Vandals target Jewish community

By Daniel Stringer
North Shore Times
January 17, 2018 4:34pm

The community of St Ives has been left shocked by what has been called an act of “racially motivated vandalism”.

During the evening of January 6, several vehicles in St Ives were defaced with spray painted symbols of swastikas and abusive words. Given the large Jewish population in St Ives, the crime is being interpreted as having racial undertones.

A van parked on the street was spray painted with the swastika symbol.

NSW Jewish Board of Deputies chief executive Vic Alhadeff strongly condemned the incident.

“Racially-motivated vandalism has no place in civil society,” Mr Alhadeff told the North Shore Times.

“Nazi swastikas represent the ultimate in racial hatred, and all well-meaning people should condemn these attacks and those who engage in such despicable behaviour. We hope that the authorities catch the thugs responsible.”

However Ku-ring-gai councillor David Citer, who is a prominent member of the local Jewish community, said he believed the attack was “a one-off” but agreed it was motivated by “racial hatred”.

“At the end of the day St Ives is made up of a lot of different religions whether it be Christian, Catholic, Muslim or Jewish and we are a very tolerant community,” Mr Citer told the North Shore Times.

“I think the average resident living in St Ives would look at this act in a bad light and I don’t think that sort of sentiment is echoed through the community.
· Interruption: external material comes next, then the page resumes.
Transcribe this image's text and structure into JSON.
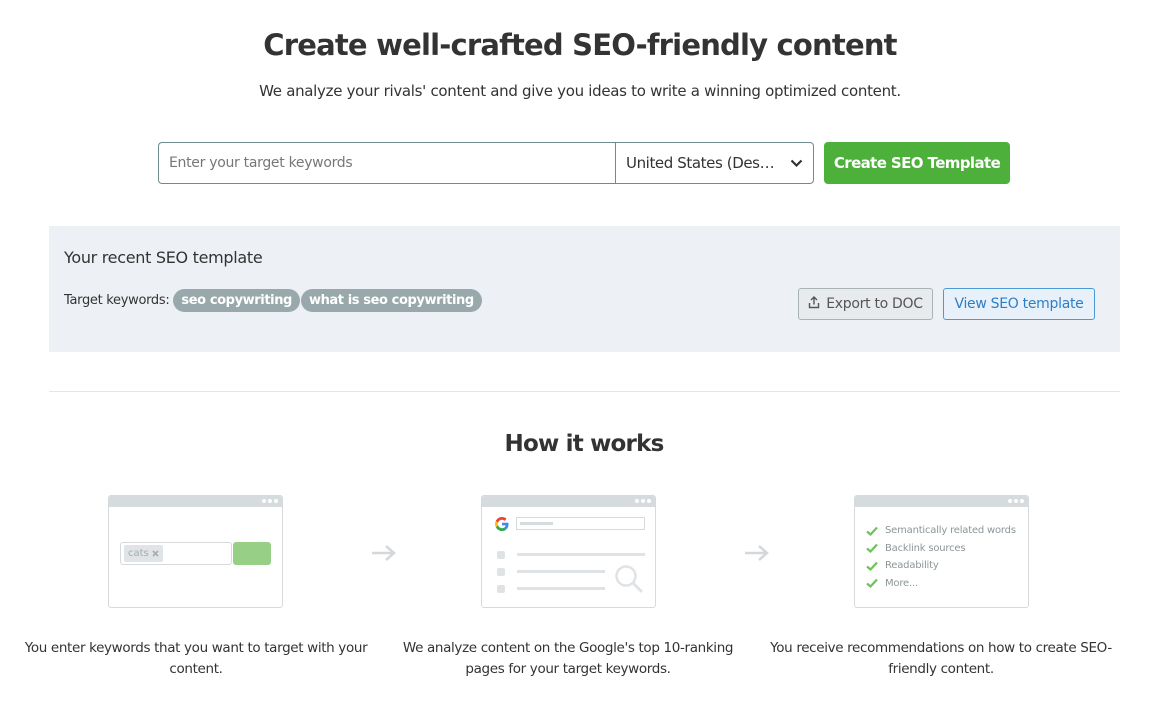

I think this is a one-off incident and as a whole the community is very tolerant of all different religions and we have proven that we can live harmoniously with people of an array of different faiths.”

Data from the 2016 census showed that almost ten per cent of the population living in St Ives identified as Jewish. Mr Citer said the use of a symbol which carries a meaning of prolific hatred and genocide such as the swastika is very troubling and more education is needed to prevent another act of this kind.

“Unfortunately you do get a few in the minority who want to express hatred through racism and bigotry and obviously an act like this where swastikas are being painted on cars is a blatant act of racism.

“Education is always the key and I think it is important for young people to understand what the Jewish community actually went through during the Second World War.

A representative for the Ku-ring-gai LAC stated that the investigation is ongoing and there are no people of interest at this stage.

Original article: